Start of Extracted information

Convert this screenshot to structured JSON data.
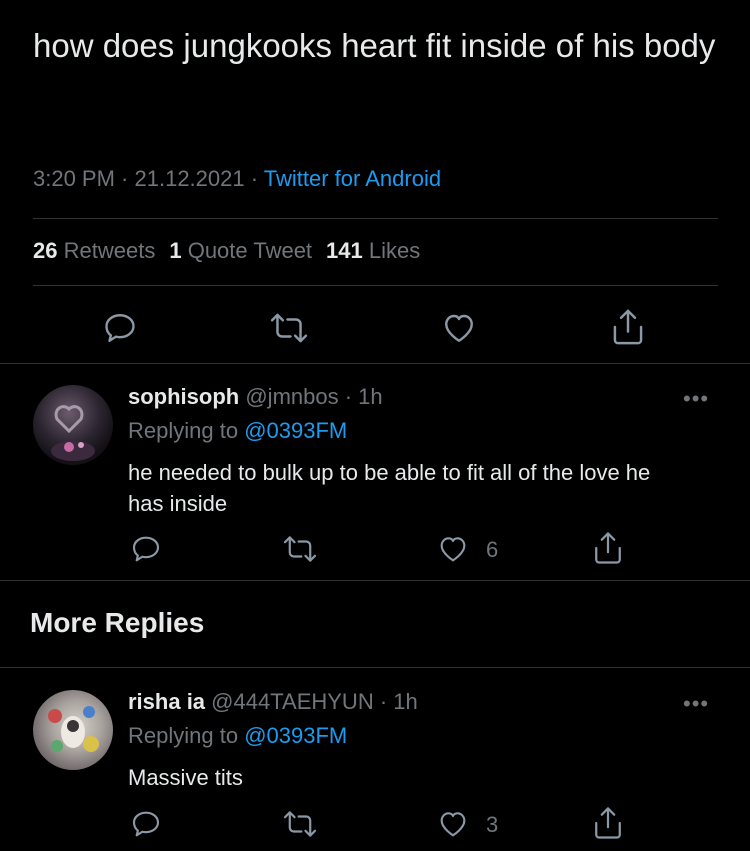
{
  "tweet": {
    "text": "how does jungkooks heart fit inside of his body",
    "time": "3:20 PM",
    "sep1": " · ",
    "date": "21.12.2021",
    "sep2": " · ",
    "source": "Twitter for Android",
    "stats": {
      "retweets_count": "26",
      "retweets_label": "Retweets",
      "quotes_count": "1",
      "quotes_label": "Quote Tweet",
      "likes_count": "141",
      "likes_label": "Likes"
    }
  },
  "replies": [
    {
      "name": "sophisoph",
      "handle": "@jmnbos",
      "time": " · 1h",
      "replying_prefix": "Replying to ",
      "replying_to": "@0393FM",
      "text": "he needed to bulk up to be able to fit all of the love he has inside",
      "likes": "6",
      "more": "•••"
    }
  ],
  "more_replies": {
    "title": "More Replies"
  },
  "more_replies_items": [
    {
      "name": "risha ia",
      "handle": "@444TAEHYUN",
      "time": " · 1h",
      "replying_prefix": "Replying to ",
      "replying_to": "@0393FM",
      "text": "Massive tits",
      "likes": "3",
      "more": "•••"
    }
  ],
  "icons": {
    "reply": "reply-icon",
    "retweet": "retweet-icon",
    "like": "heart-icon",
    "share": "share-icon",
    "more": "more-icon"
  },
  "colors": {
    "background": "#000000",
    "text": "#e7e9ea",
    "muted": "#71767b",
    "accent": "#1d9bf0",
    "divider": "#2f3336"
  }
}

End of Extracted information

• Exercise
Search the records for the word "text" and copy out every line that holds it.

• Result of the exercise
    "text": "how does jungkooks heart fit inside of his body",
      "text": "he needed to bulk up to be able to fit all of the love he has inside",
      "text": "Massive tits",
    "text": "#e7e9ea",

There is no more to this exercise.